START INPUT FOR THIS TASK

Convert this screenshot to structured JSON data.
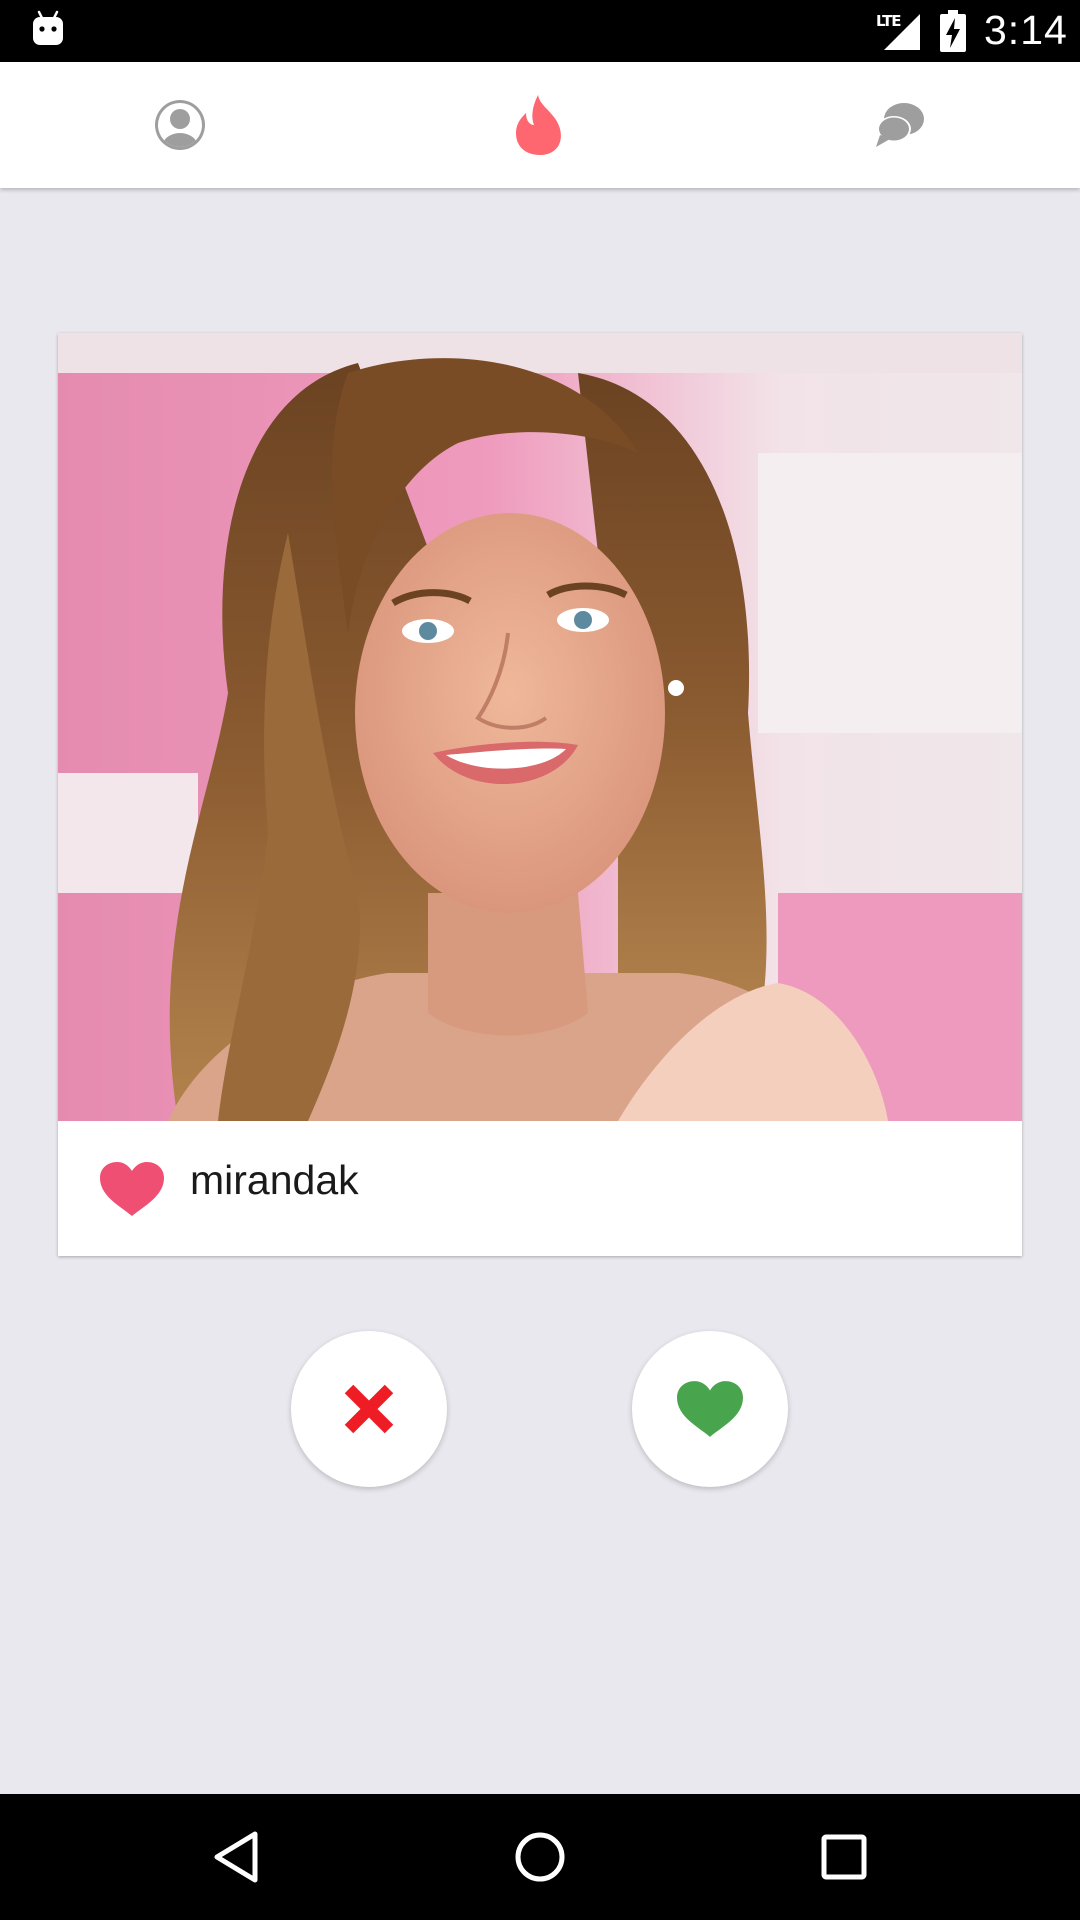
{
  "status_bar": {
    "time": "3:14",
    "network": "LTE",
    "icons": [
      "android-notification-icon",
      "signal-icon",
      "battery-charging-icon"
    ]
  },
  "top_tabs": [
    {
      "name": "profile",
      "icon": "person-icon",
      "active": false
    },
    {
      "name": "discover",
      "icon": "flame-icon",
      "active": true
    },
    {
      "name": "messages",
      "icon": "chat-bubbles-icon",
      "active": false
    }
  ],
  "card": {
    "username": "mirandak",
    "photo_icon": "profile-photo",
    "like_icon": "heart-icon"
  },
  "actions": {
    "nope_icon": "close-icon",
    "like_icon": "heart-icon"
  },
  "nav_bar": {
    "icons": [
      "back-icon",
      "home-icon",
      "recents-icon"
    ]
  },
  "colors": {
    "background": "#e9e8ee",
    "flame": "#fe6670",
    "card_heart": "#ef4f72",
    "nope_red": "#ee1c24",
    "like_green": "#48a54d",
    "inactive_icon": "#9e9e9e"
  }
}
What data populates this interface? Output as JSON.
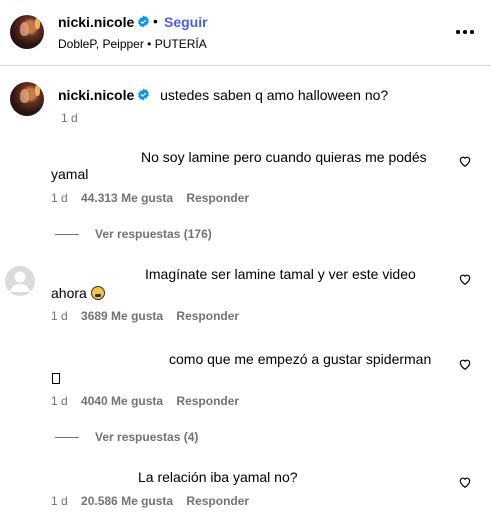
{
  "header": {
    "username": "nicki.nicole",
    "follow_label": "Seguir",
    "subtitle": "DobleP, Peipper • PUTERÍA",
    "more_icon": "more-horizontal-icon"
  },
  "caption": {
    "username": "nicki.nicole",
    "text": "ustedes saben q amo halloween no?",
    "time": "1 d"
  },
  "comments": [
    {
      "line1": "No soy lamine pero cuando quieras me podés",
      "line2": "yamal",
      "time": "1 d",
      "likes": "44.313 Me gusta",
      "reply": "Responder",
      "view_replies": "Ver respuestas (176)"
    },
    {
      "line1": "Imagínate ser lamine tamal y ver este video",
      "line2": "ahora",
      "time": "1 d",
      "likes": "3689 Me gusta",
      "reply": "Responder"
    },
    {
      "line1": "como que me empezó a gustar spiderman",
      "time": "1 d",
      "likes": "4040 Me gusta",
      "reply": "Responder",
      "view_replies": "Ver respuestas (4)"
    },
    {
      "line1": "La relación iba yamal no?",
      "time": "1 d",
      "likes": "20.586 Me gusta",
      "reply": "Responder"
    }
  ],
  "colors": {
    "link_blue": "#4a5df9",
    "secondary_text": "#737373",
    "verified_blue": "#0095f6"
  }
}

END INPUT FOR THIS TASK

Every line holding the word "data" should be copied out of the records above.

Convert this screenshot to structured JSON data.
What data populates this interface? Output as JSON.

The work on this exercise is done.